---- TASK INPUTS
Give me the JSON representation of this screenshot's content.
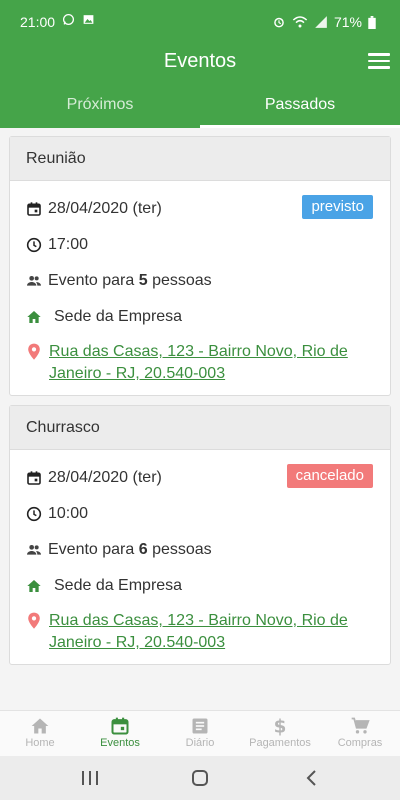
{
  "status_bar": {
    "time": "21:00",
    "battery": "71%"
  },
  "app_bar": {
    "title": "Eventos"
  },
  "tabs": [
    {
      "label": "Próximos",
      "active": false
    },
    {
      "label": "Passados",
      "active": true
    }
  ],
  "events": [
    {
      "title": "Reunião",
      "date": "28/04/2020 (ter)",
      "status": "previsto",
      "time": "17:00",
      "people_prefix": "Evento para ",
      "people_count": "5",
      "people_suffix": " pessoas",
      "place": "Sede da Empresa",
      "address": "Rua das Casas, 123 - Bairro Novo, Rio de Janeiro - RJ, 20.540-003"
    },
    {
      "title": "Churrasco",
      "date": "28/04/2020 (ter)",
      "status": "cancelado",
      "time": "10:00",
      "people_prefix": "Evento para ",
      "people_count": "6",
      "people_suffix": " pessoas",
      "place": "Sede da Empresa",
      "address": "Rua das Casas, 123 - Bairro Novo, Rio de Janeiro - RJ, 20.540-003"
    }
  ],
  "bottom_nav": [
    {
      "label": "Home",
      "icon": "home-icon",
      "active": false
    },
    {
      "label": "Eventos",
      "icon": "calendar-icon",
      "active": true
    },
    {
      "label": "Diário",
      "icon": "journal-icon",
      "active": false
    },
    {
      "label": "Pagamentos",
      "icon": "dollar-icon",
      "active": false
    },
    {
      "label": "Compras",
      "icon": "cart-icon",
      "active": false
    }
  ],
  "colors": {
    "primary": "#45a449",
    "link": "#3b8f3e",
    "badge_previsto": "#4aa3e6",
    "badge_cancelado": "#f27a7a",
    "home_icon": "#3b8f3e",
    "location_icon": "#f27a7a"
  }
}
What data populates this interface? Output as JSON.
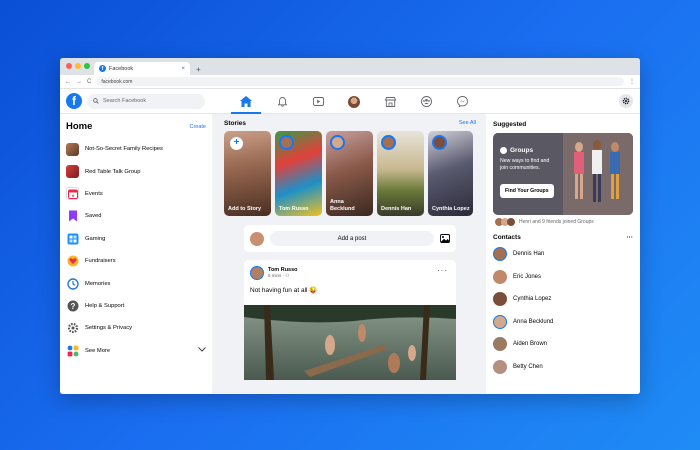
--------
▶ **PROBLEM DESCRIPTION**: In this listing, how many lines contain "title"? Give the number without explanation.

▶ **SOLVED PROBLEM**: 3